PROVIDED ENTRIES section start

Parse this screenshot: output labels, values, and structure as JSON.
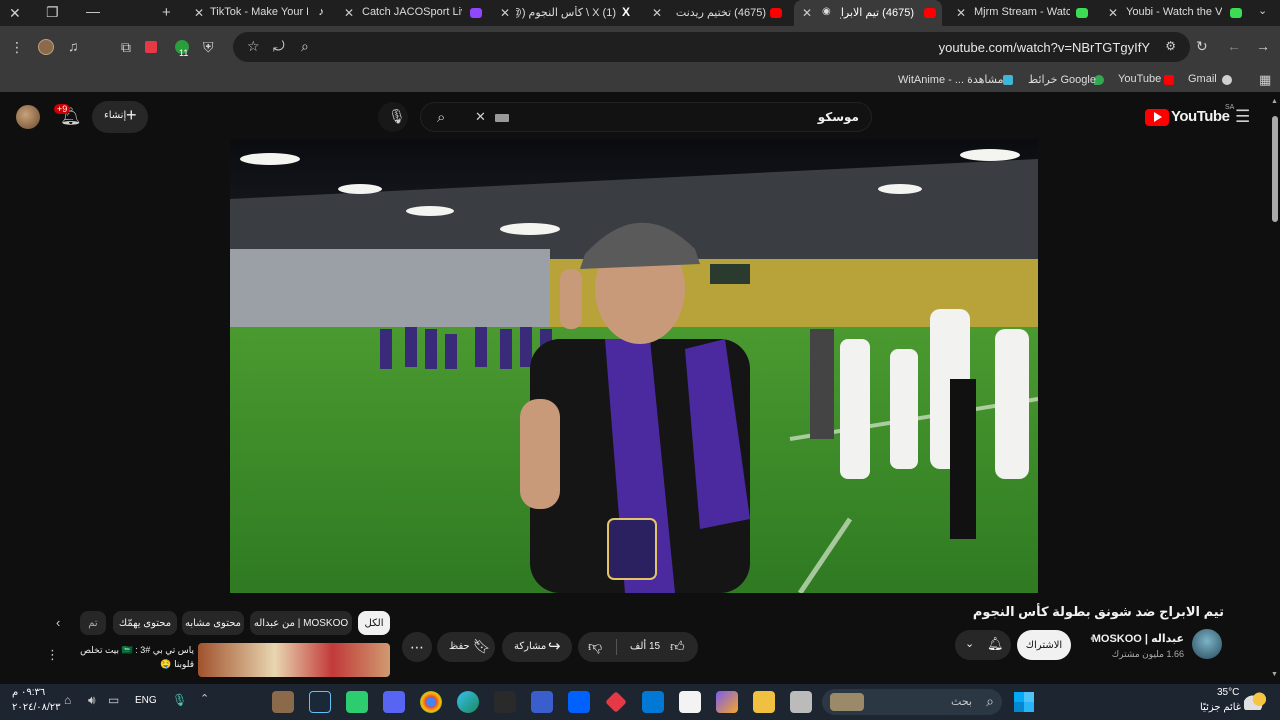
{
  "tabs": [
    {
      "title": "TikTok - Make Your D",
      "favicon": "tiktok-icon"
    },
    {
      "title": "Catch JACOSport Live",
      "favicon": "twitch-icon"
    },
    {
      "title": "(1) X \\ كأس النجوم (@",
      "favicon": "x-icon"
    },
    {
      "title": "(4675) تختيم ريدنت",
      "favicon": "youtube-icon"
    },
    {
      "title": "(4675) تيم الابراج",
      "favicon": "youtube-icon",
      "active": true
    },
    {
      "title": "Mjrm Stream - Watch",
      "favicon": "kick-icon"
    },
    {
      "title": "Youbi - Watch the VO",
      "favicon": "kick-icon"
    }
  ],
  "address": {
    "url": "youtube.com/watch?v=NBrTGTgyIfY"
  },
  "bookmarks": [
    {
      "label": "Gmail",
      "icon": "gmail-icon"
    },
    {
      "label": "YouTube",
      "icon": "youtube-icon"
    },
    {
      "label": "خرائط Google",
      "icon": "maps-icon"
    },
    {
      "label": "مشاهدة ... - WitAnime",
      "icon": "witanime-icon"
    }
  ],
  "yt_header": {
    "logo": "YouTube",
    "region": "SA",
    "search_value": "موسكو",
    "create_label": "إنشاء",
    "notif_badge": "+9"
  },
  "video": {
    "title": "تيم الابراج ضد شونق بطولة كأس النجوم"
  },
  "channel": {
    "name": "عبداله | MOSKOO",
    "subscribers": "1.66 مليون مشترك",
    "subscribe_label": "الاشتراك"
  },
  "actions": {
    "like_count": "15 ألف",
    "share_label": "مشاركة",
    "save_label": "حفظ"
  },
  "chips": [
    "الكل",
    "من عبداله | MOSKOO",
    "محتوى مشابه",
    "محتوى يهمّك",
    "تم"
  ],
  "recommendation": {
    "title": "ياس تي بي 🇸🇦 : 3# بيت تخلص",
    "subtitle": "قلوبنا 🤤"
  },
  "taskbar": {
    "weather_temp": "35°C",
    "weather_text": "غائم جزئيًا",
    "search_placeholder": "بحث",
    "lang": "ENG",
    "time": "٠٩:٣٦ م",
    "date": "٢٠٢٤/٠٨/٢٣"
  },
  "colors": {
    "yt_red": "#ff0000",
    "bg": "#0f0f0f",
    "chip_bg": "#272727",
    "scarf_purple": "#4b2aa0",
    "pitch_green": "#3f8f2c"
  }
}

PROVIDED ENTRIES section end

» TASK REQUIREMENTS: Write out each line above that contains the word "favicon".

» ANSWER BOX:
      "favicon": "tiktok-icon"
      "favicon": "twitch-icon"
      "favicon": "x-icon"
      "favicon": "youtube-icon"
      "favicon": "youtube-icon",
      "favicon": "kick-icon"
      "favicon": "kick-icon"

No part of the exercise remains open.